§ Records for this exercise:
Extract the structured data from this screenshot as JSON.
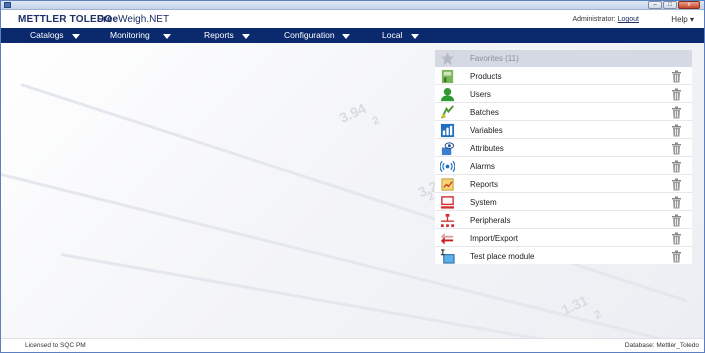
{
  "header": {
    "brand": "METTLER TOLEDO",
    "product_bold": "Free",
    "product_rest": "Weigh.NET",
    "user_label": "Administrator:",
    "logout": "Logout",
    "help": "Help"
  },
  "window_controls": {
    "minimize": "–",
    "maximize": "□",
    "close": "x"
  },
  "nav": {
    "items": [
      {
        "label": "Catalogs"
      },
      {
        "label": "Monitoring"
      },
      {
        "label": "Reports"
      },
      {
        "label": "Configuration"
      },
      {
        "label": "Local"
      }
    ]
  },
  "favorites": {
    "label": "Favorites (11)",
    "icon": "star-icon"
  },
  "modules": [
    {
      "label": "Products",
      "icon": "products-icon"
    },
    {
      "label": "Users",
      "icon": "user-icon"
    },
    {
      "label": "Batches",
      "icon": "batches-icon"
    },
    {
      "label": "Variables",
      "icon": "bar-chart-icon"
    },
    {
      "label": "Attributes",
      "icon": "attributes-icon"
    },
    {
      "label": "Alarms",
      "icon": "alarm-icon"
    },
    {
      "label": "Reports",
      "icon": "reports-icon"
    },
    {
      "label": "System",
      "icon": "system-icon"
    },
    {
      "label": "Peripherals",
      "icon": "peripherals-icon"
    },
    {
      "label": "Import/Export",
      "icon": "import-export-icon"
    },
    {
      "label": "Test place module",
      "icon": "test-place-icon"
    }
  ],
  "background_numbers": [
    "3.94",
    "2",
    "3.2",
    "2",
    "1.31",
    "2"
  ],
  "status": {
    "license": "Licensed to SQC PM",
    "database": "Database: Mettler_Toledo"
  },
  "colors": {
    "navbar": "#0b2a6e",
    "brand": "#1c2f66",
    "favorites_row": "#d5d9e3"
  }
}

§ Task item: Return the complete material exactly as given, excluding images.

§ Answer box:
Extract the structured data from this screenshot as JSON.
{
  "header": {
    "brand": "METTLER TOLEDO",
    "product_bold": "Free",
    "product_rest": "Weigh.NET",
    "user_label": "Administrator:",
    "logout": "Logout",
    "help": "Help"
  },
  "window_controls": {
    "minimize": "–",
    "maximize": "□",
    "close": "x"
  },
  "nav": {
    "items": [
      {
        "label": "Catalogs"
      },
      {
        "label": "Monitoring"
      },
      {
        "label": "Reports"
      },
      {
        "label": "Configuration"
      },
      {
        "label": "Local"
      }
    ]
  },
  "favorites": {
    "label": "Favorites (11)",
    "icon": "star-icon"
  },
  "modules": [
    {
      "label": "Products",
      "icon": "products-icon"
    },
    {
      "label": "Users",
      "icon": "user-icon"
    },
    {
      "label": "Batches",
      "icon": "batches-icon"
    },
    {
      "label": "Variables",
      "icon": "bar-chart-icon"
    },
    {
      "label": "Attributes",
      "icon": "attributes-icon"
    },
    {
      "label": "Alarms",
      "icon": "alarm-icon"
    },
    {
      "label": "Reports",
      "icon": "reports-icon"
    },
    {
      "label": "System",
      "icon": "system-icon"
    },
    {
      "label": "Peripherals",
      "icon": "peripherals-icon"
    },
    {
      "label": "Import/Export",
      "icon": "import-export-icon"
    },
    {
      "label": "Test place module",
      "icon": "test-place-icon"
    }
  ],
  "background_numbers": [
    "3.94",
    "2",
    "3.2",
    "2",
    "1.31",
    "2"
  ],
  "status": {
    "license": "Licensed to SQC PM",
    "database": "Database: Mettler_Toledo"
  },
  "colors": {
    "navbar": "#0b2a6e",
    "brand": "#1c2f66",
    "favorites_row": "#d5d9e3"
  }
}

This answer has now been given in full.